Winter 2014

Volume 89, Issue 1

Feature

Florida Panther (captive), © Joel Sartore

Flash back to the 1890s in Nebraska’s Platte River Valley. The man doesn’t look like much. He’s barely five feet tall, in his 20’s and of modest means. He’s had a big day though, and so he’s decided to spend his hard-earned money to have a formal studio portrait taken with his two prized possessions: a 10-gauge shotgun and the whooping crane he’s just killed with it. Even then, the whooper was rare, and people knew it. Market hunters heavily targeted large birds, hoping to sell their oversized feathers for writing quills. The tallest of all North American birds paid dearly for it. In their darkest hour, whooper numbers would drop to just a handful of individuals. But that was the Victorian era—a time when virtually no laws protected our nation’s wildlife. We know better now. Or do we?
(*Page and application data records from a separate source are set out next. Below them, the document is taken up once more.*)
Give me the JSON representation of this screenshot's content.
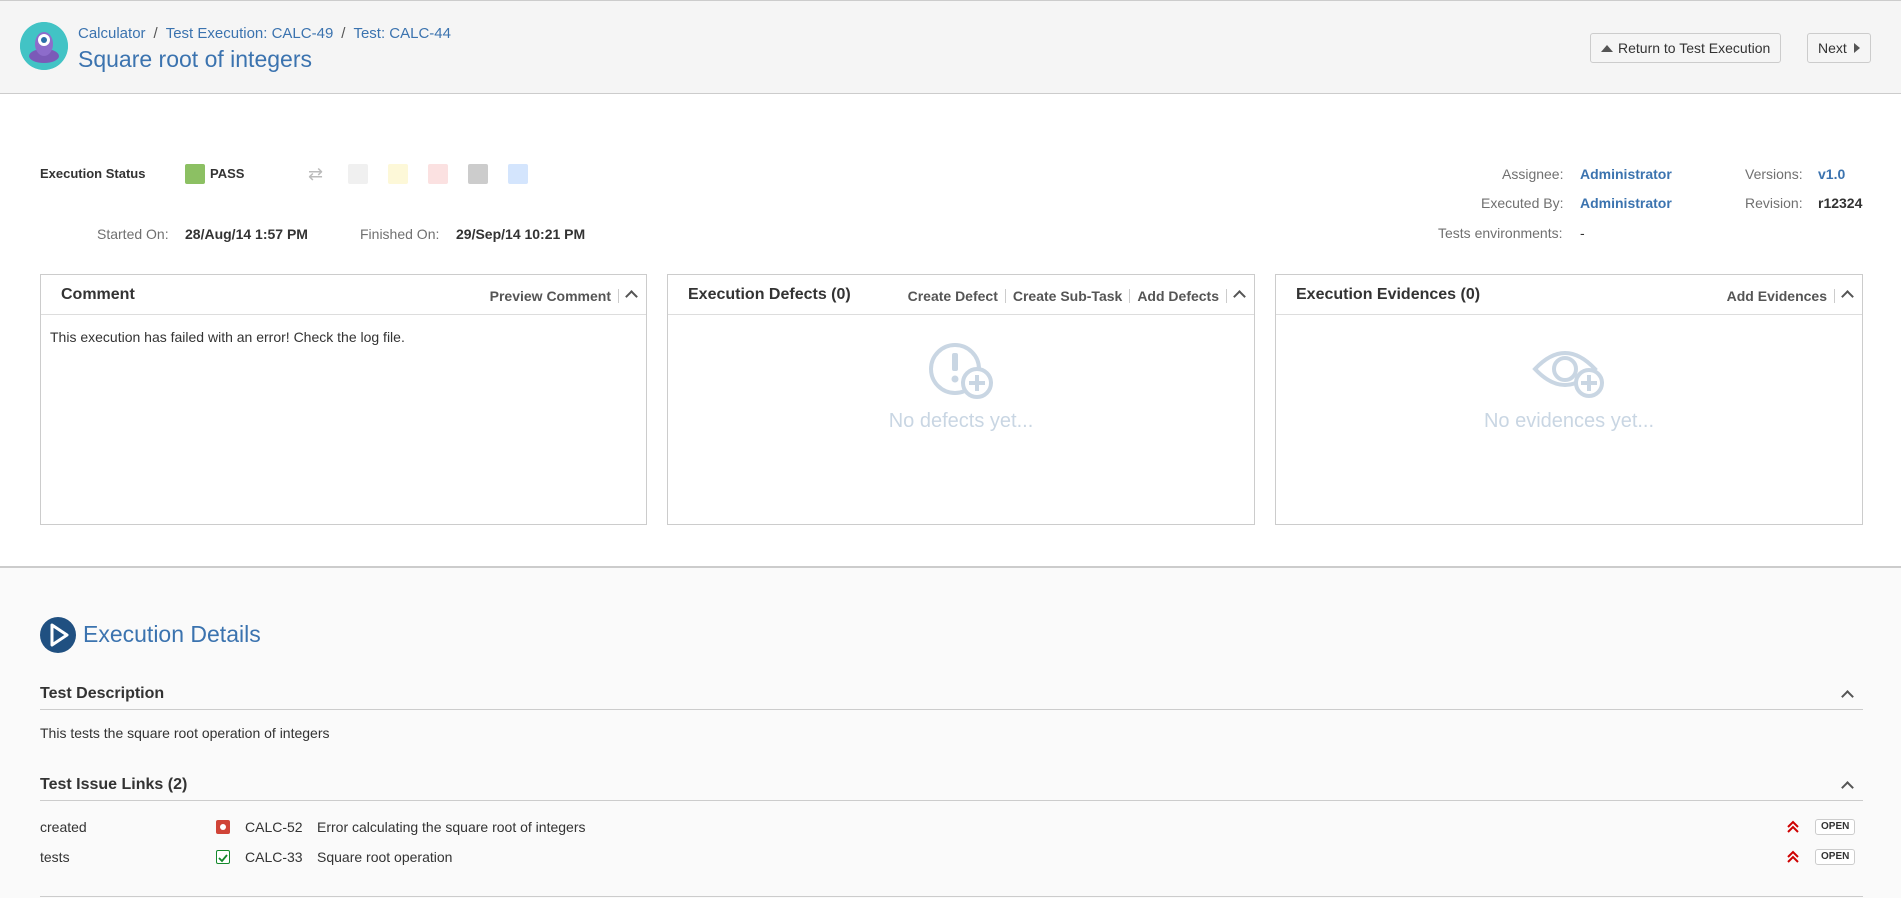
{
  "header": {
    "breadcrumbs": [
      "Calculator",
      "Test Execution: CALC-49",
      "Test: CALC-44"
    ],
    "separator": "/",
    "title": "Square root of integers",
    "return_button": "Return to Test Execution",
    "next_button": "Next"
  },
  "execution": {
    "status_label": "Execution Status",
    "status_value": "PASS",
    "status_color": "#8cc063",
    "status_options": [
      {
        "name": "todo",
        "color": "#f0f0f0"
      },
      {
        "name": "executing",
        "color": "#fdf8d8"
      },
      {
        "name": "fail",
        "color": "#fbe1e1"
      },
      {
        "name": "aborted",
        "color": "#cccccc"
      },
      {
        "name": "custom",
        "color": "#d4e5fd"
      }
    ],
    "started_label": "Started On:",
    "started_value": "28/Aug/14 1:57 PM",
    "finished_label": "Finished On:",
    "finished_value": "29/Sep/14 10:21 PM",
    "assignee_label": "Assignee:",
    "assignee_value": "Administrator",
    "executed_by_label": "Executed By:",
    "executed_by_value": "Administrator",
    "environments_label": "Tests environments:",
    "environments_value": "-",
    "versions_label": "Versions:",
    "versions_value": "v1.0",
    "revision_label": "Revision:",
    "revision_value": "r12324"
  },
  "comment_panel": {
    "title": "Comment",
    "action": "Preview Comment",
    "text": "This execution has failed with an error! Check the log file."
  },
  "defects_panel": {
    "title": "Execution Defects (0)",
    "actions": [
      "Create Defect",
      "Create Sub-Task",
      "Add Defects"
    ],
    "empty_text": "No defects yet...",
    "icon": "defect-add-icon"
  },
  "evidences_panel": {
    "title": "Execution Evidences (0)",
    "action": "Add Evidences",
    "empty_text": "No evidences yet...",
    "icon": "evidence-add-icon"
  },
  "details": {
    "title": "Execution Details",
    "description_title": "Test Description",
    "description_text": "This tests the square root operation of integers",
    "links_title": "Test Issue Links (2)",
    "links": [
      {
        "relation": "created",
        "key": "CALC-52",
        "summary": "Error calculating the square root of integers",
        "type_icon": "bug-icon",
        "priority_icon": "priority-highest-icon",
        "status": "OPEN"
      },
      {
        "relation": "tests",
        "key": "CALC-33",
        "summary": "Square root operation",
        "type_icon": "story-icon",
        "priority_icon": "priority-highest-icon",
        "status": "OPEN"
      }
    ]
  },
  "colors": {
    "link": "#3b73af",
    "bug": "#d04437",
    "story": "#14892c",
    "priority": "#ce0000",
    "empty_state": "#c9d6e3"
  }
}
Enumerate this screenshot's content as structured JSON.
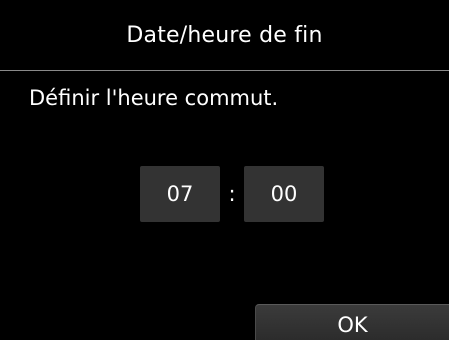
{
  "header": {
    "title": "Date/heure de fin"
  },
  "main": {
    "instruction": "Définir l'heure commut.",
    "time": {
      "hour": "07",
      "separator": ":",
      "minute": "00"
    }
  },
  "footer": {
    "ok_label": "OK"
  }
}
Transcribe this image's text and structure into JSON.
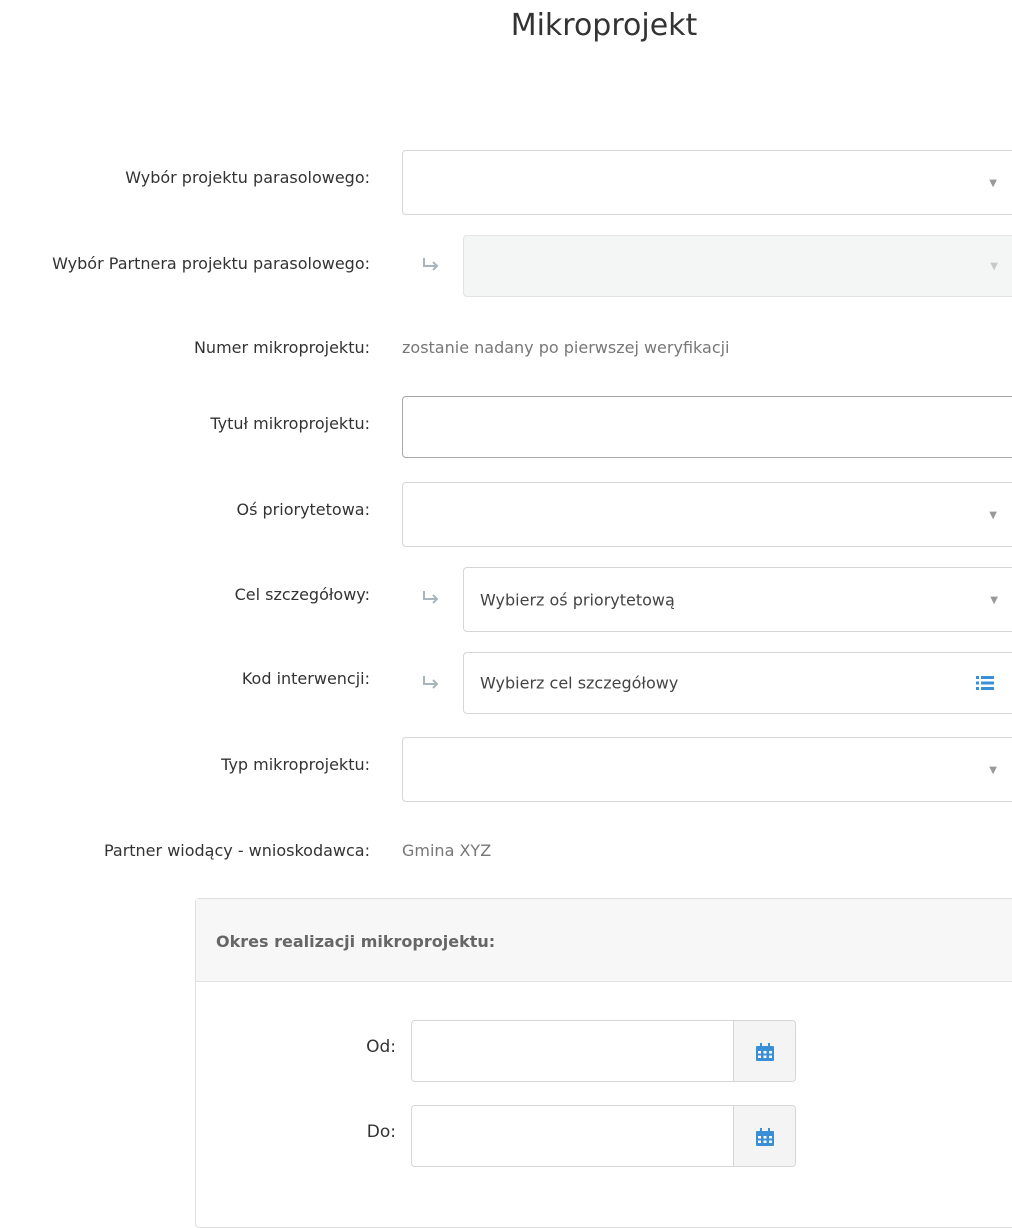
{
  "page": {
    "title": "Mikroprojekt"
  },
  "form": {
    "umbrella_project": {
      "label": "Wybór projektu parasolowego:",
      "value": ""
    },
    "umbrella_partner": {
      "label": "Wybór Partnera projektu parasolowego:",
      "value": ""
    },
    "micro_number": {
      "label": "Numer mikroprojektu:",
      "value": "zostanie nadany po pierwszej weryfikacji"
    },
    "micro_title": {
      "label": "Tytuł mikroprojektu:",
      "value": ""
    },
    "priority_axis": {
      "label": "Oś priorytetowa:",
      "value": ""
    },
    "specific_goal": {
      "label": "Cel szczegółowy:",
      "value": "Wybierz oś priorytetową"
    },
    "intervention_code": {
      "label": "Kod interwencji:",
      "value": "Wybierz cel szczegółowy"
    },
    "micro_type": {
      "label": "Typ mikroprojektu:",
      "value": ""
    },
    "lead_partner": {
      "label": "Partner wiodący - wnioskodawca:",
      "value": "Gmina XYZ"
    }
  },
  "period": {
    "title": "Okres realizacji mikroprojektu:",
    "from_label": "Od:",
    "to_label": "Do:",
    "from_value": "",
    "to_value": ""
  },
  "icons": {
    "caret": "caret-down-icon",
    "dependency": "sub-arrow-icon",
    "list": "list-icon",
    "calendar": "calendar-icon"
  },
  "colors": {
    "accent": "#3a8fd6",
    "border": "#d6d6d6",
    "disabled_bg": "#f4f5f5"
  }
}
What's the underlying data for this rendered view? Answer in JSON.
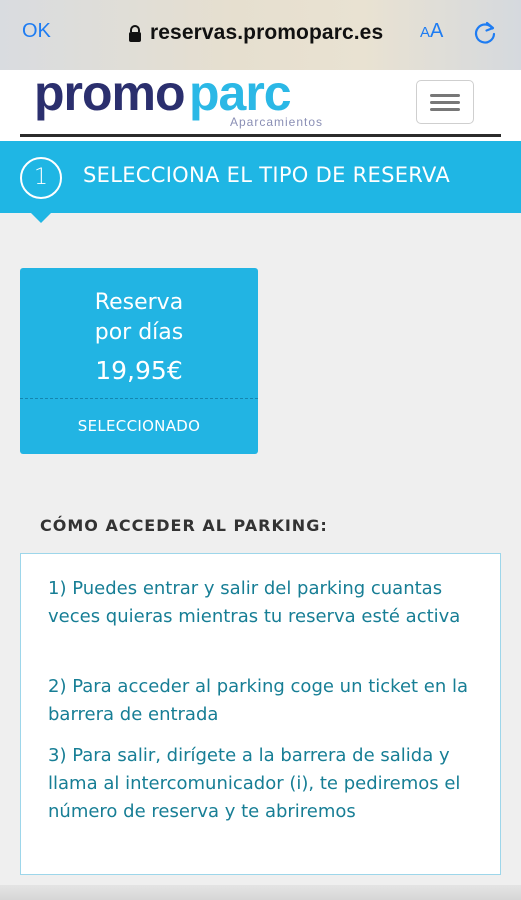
{
  "browser": {
    "done_label": "OK",
    "url": "reservas.promoparc.es",
    "text_size_small": "A",
    "text_size_big": "A",
    "lock_icon": "lock-icon",
    "reload_icon": "reload-icon"
  },
  "site": {
    "logo_primary": "promo",
    "logo_secondary": "parc",
    "logo_tagline": "Aparcamientos",
    "menu_icon": "hamburger-icon"
  },
  "step": {
    "number": "1",
    "title": "SELECCIONA EL TIPO DE RESERVA"
  },
  "reservation": {
    "title_line1": "Reserva",
    "title_line2": "por días",
    "price": "19,95€",
    "status": "SELECCIONADO"
  },
  "access": {
    "heading": "CÓMO ACCEDER AL PARKING:",
    "items": [
      "1) Puedes entrar y salir del parking cuantas veces quieras mientras tu reserva esté activa",
      "2) Para acceder al parking coge un ticket en la barrera de entrada",
      "3) Para salir, dirígete a la barrera de salida y llama al intercomunicador (i), te pediremos el número de reserva y te abriremos"
    ]
  },
  "colors": {
    "accent": "#1fb6e4",
    "logo_dark": "#2b2f6e",
    "logo_light": "#2bb8e6",
    "info_text": "#177e95",
    "ios_blue": "#1e7cf2"
  }
}
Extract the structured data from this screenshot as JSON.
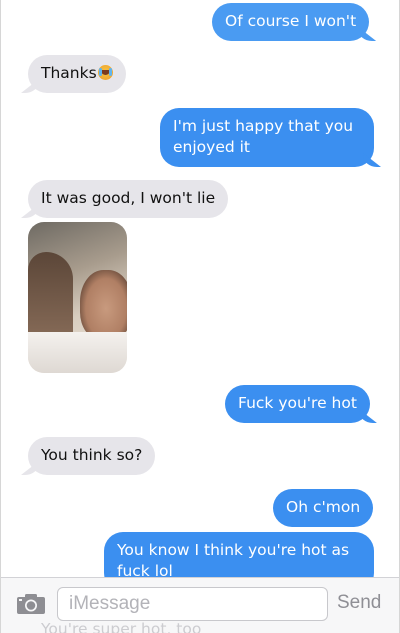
{
  "messages": [
    {
      "id": "m1",
      "from": "me",
      "text": "Of course I won't"
    },
    {
      "id": "m2",
      "from": "them",
      "text": "Thanks",
      "emoji": "crying-laughing-emoji"
    },
    {
      "id": "m3",
      "from": "me",
      "lines": [
        "I'm just happy that you",
        "enjoyed it"
      ]
    },
    {
      "id": "m4",
      "from": "them",
      "text": "It was good, I won't lie"
    },
    {
      "id": "m5",
      "from": "them",
      "type": "photo"
    },
    {
      "id": "m6",
      "from": "me",
      "text": "Fuck you're hot"
    },
    {
      "id": "m7",
      "from": "them",
      "text": "You think so?"
    },
    {
      "id": "m8",
      "from": "me",
      "text": "Oh c'mon"
    },
    {
      "id": "m9",
      "from": "me",
      "lines": [
        "You know I think you're hot as",
        "fuck lol"
      ]
    },
    {
      "id": "m10",
      "from": "them",
      "text": "You're super hot, too"
    }
  ],
  "composer": {
    "placeholder": "iMessage",
    "send_label": "Send",
    "camera_icon": "camera-icon"
  },
  "colors": {
    "sent": "#3b8ff0",
    "received": "#e6e5ea",
    "send_disabled": "#8f8f95"
  }
}
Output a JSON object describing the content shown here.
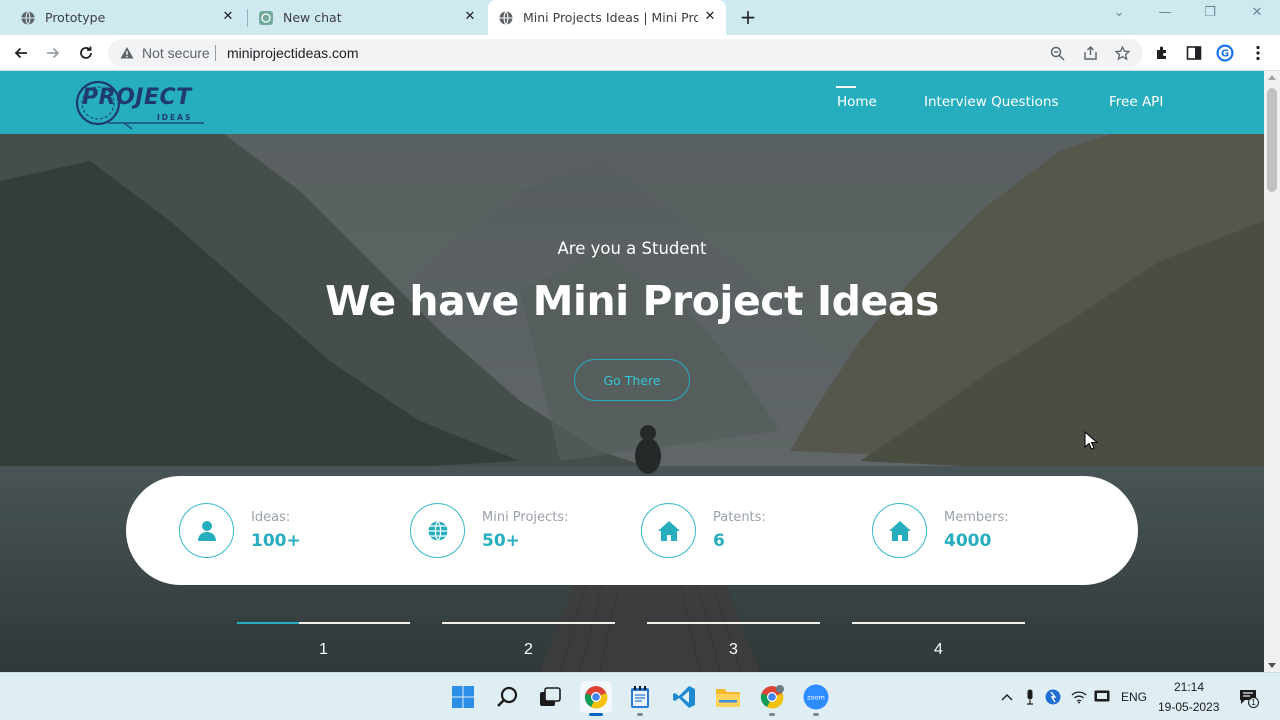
{
  "browser": {
    "tabs": [
      {
        "title": "Prototype",
        "icon": "globe-icon"
      },
      {
        "title": "New chat",
        "icon": "chatgpt-icon"
      },
      {
        "title": "Mini Projects Ideas | Mini Project",
        "icon": "globe-icon",
        "active": true
      }
    ],
    "address": {
      "security_label": "Not secure",
      "url": "miniprojectideas.com"
    }
  },
  "site": {
    "logo": {
      "line1": "PROJECT",
      "line2": "IDEAS"
    },
    "nav": [
      {
        "label": "Home",
        "active": true
      },
      {
        "label": "Interview Questions"
      },
      {
        "label": "Free API"
      }
    ],
    "hero": {
      "subtitle": "Are you a Student",
      "title": "We have Mini Project Ideas",
      "button": "Go There"
    },
    "stats": [
      {
        "label": "Ideas:",
        "value": "100+",
        "icon": "user-icon"
      },
      {
        "label": "Mini Projects:",
        "value": "50+",
        "icon": "globe-icon"
      },
      {
        "label": "Patents:",
        "value": "6",
        "icon": "home-icon"
      },
      {
        "label": "Members:",
        "value": "4000",
        "icon": "home-icon"
      }
    ],
    "slides": [
      {
        "number": "1",
        "progress": 0.36
      },
      {
        "number": "2",
        "progress": 0
      },
      {
        "number": "3",
        "progress": 0
      },
      {
        "number": "4",
        "progress": 0
      }
    ],
    "colors": {
      "accent": "#27aebe"
    }
  },
  "taskbar": {
    "language": "ENG",
    "time": "21:14",
    "date": "19-05-2023",
    "notification_count": "1"
  }
}
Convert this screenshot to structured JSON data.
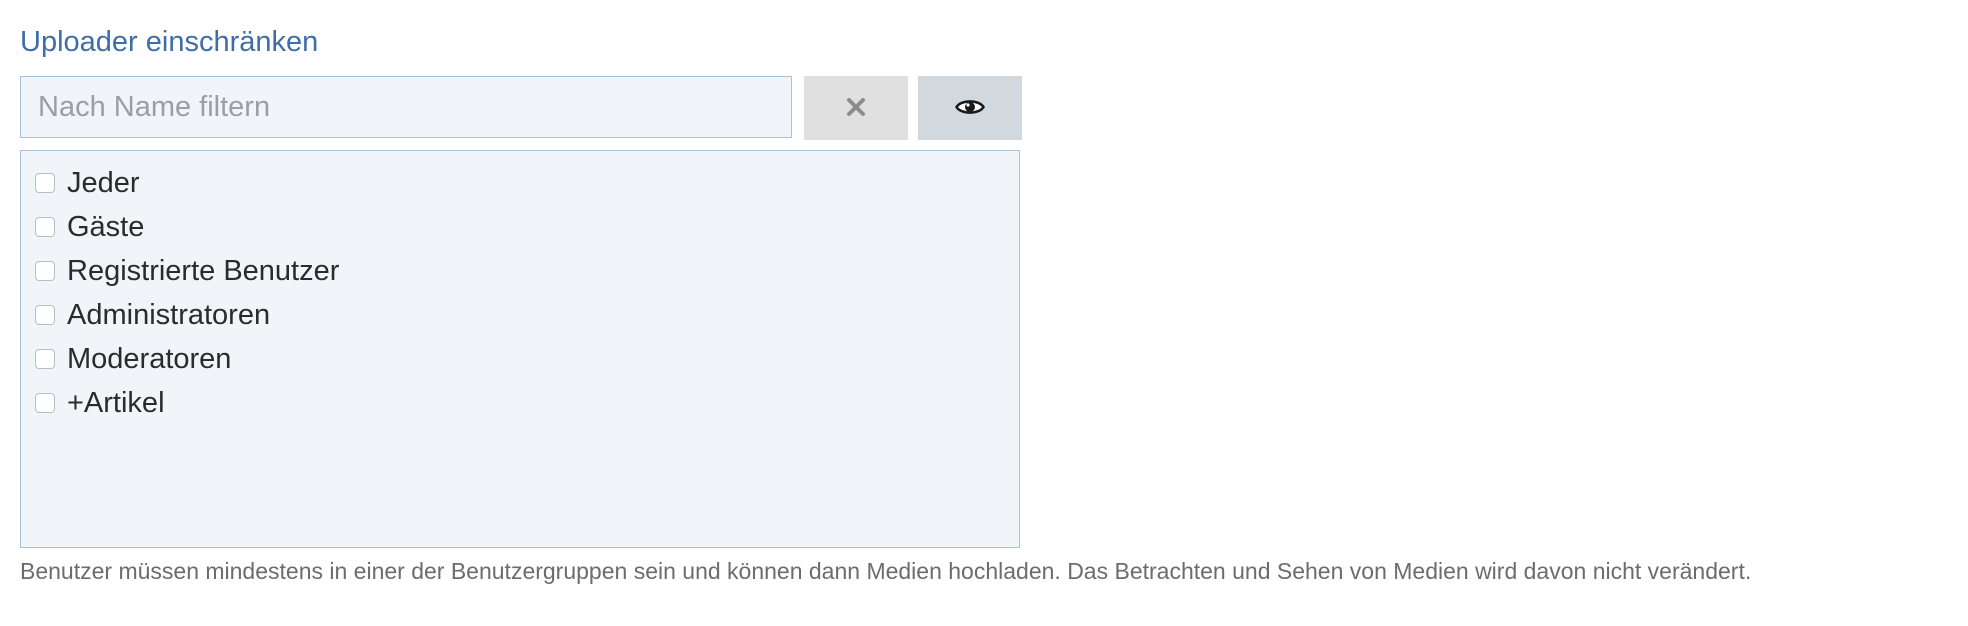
{
  "section": {
    "title": "Uploader einschränken"
  },
  "filter": {
    "placeholder": "Nach Name filtern",
    "value": ""
  },
  "buttons": {
    "clear_icon": "close-x-icon",
    "show_icon": "eye-icon"
  },
  "groups": [
    {
      "label": "Jeder",
      "checked": false
    },
    {
      "label": "Gäste",
      "checked": false
    },
    {
      "label": "Registrierte Benutzer",
      "checked": false
    },
    {
      "label": "Administratoren",
      "checked": false
    },
    {
      "label": "Moderatoren",
      "checked": false
    },
    {
      "label": "+Artikel",
      "checked": false
    }
  ],
  "help_text": "Benutzer müssen mindestens in einer der Benutzergruppen sein und können dann Medien hochladen. Das Betrachten und Sehen von Medien wird davon nicht verändert.",
  "colors": {
    "title": "#3f6ea6",
    "field_background": "#f1f5fa",
    "field_border": "#a9c1dc",
    "clear_button": "#e0e0e0",
    "show_button": "#d2d9de"
  }
}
Articles

We will soon know the fate of gray wolf management throughout the majority of this country. If the federal government shamefully abandons its conservation responsibilities for this magnificent animal, the battle will surely move on to the federal courts.
Lesser Prairie Chicken, © Joel Sartore
Emergency Preparedness; Red Wolves in the Spotlight; Plummeting Lesser Prairie Chicken Population
Gray Wolf, © Angelique Rea
As the U.S. Fish and Wildlife Service considers abandoning gray wolf recovery across most of the lower 48 states—even eliminating Endangered Species Act protections for wolves in areas where they have yet to be restored or barely have a foothold—recent polls released by Defenders show that the public is against the idea.
Florida Manatee, © Joel Sartore
It was a tough year for Florida manatees. At press time in December, the death toll stood at 796—more than double the 2012 total, making 2013 the deadliest year on record.
California eliminates lead in hunting ammo, protecting condors and many other species.
© Flickr USer 24oranges.nl
Branded America’s favorite fruit, the banana isn’t usually grown in ways favorable for wildlife.
Defenders' staff get ready to release black-footed ferrets. From left: Russ Talmo, Kylie Paul, Charlotte Conley and Jonathan Proctor, Photo: Kylie Paul/DOW
Black-footed ferrets reintroduced to tribal lands in the West
Green Sea Turtle, Photo: NOAA
Named for THE color of their fat—a result of their exclusively vegetarian diet as adults—green sea turtles come ashore each year to nest as they have done since the age of the dinosaurs.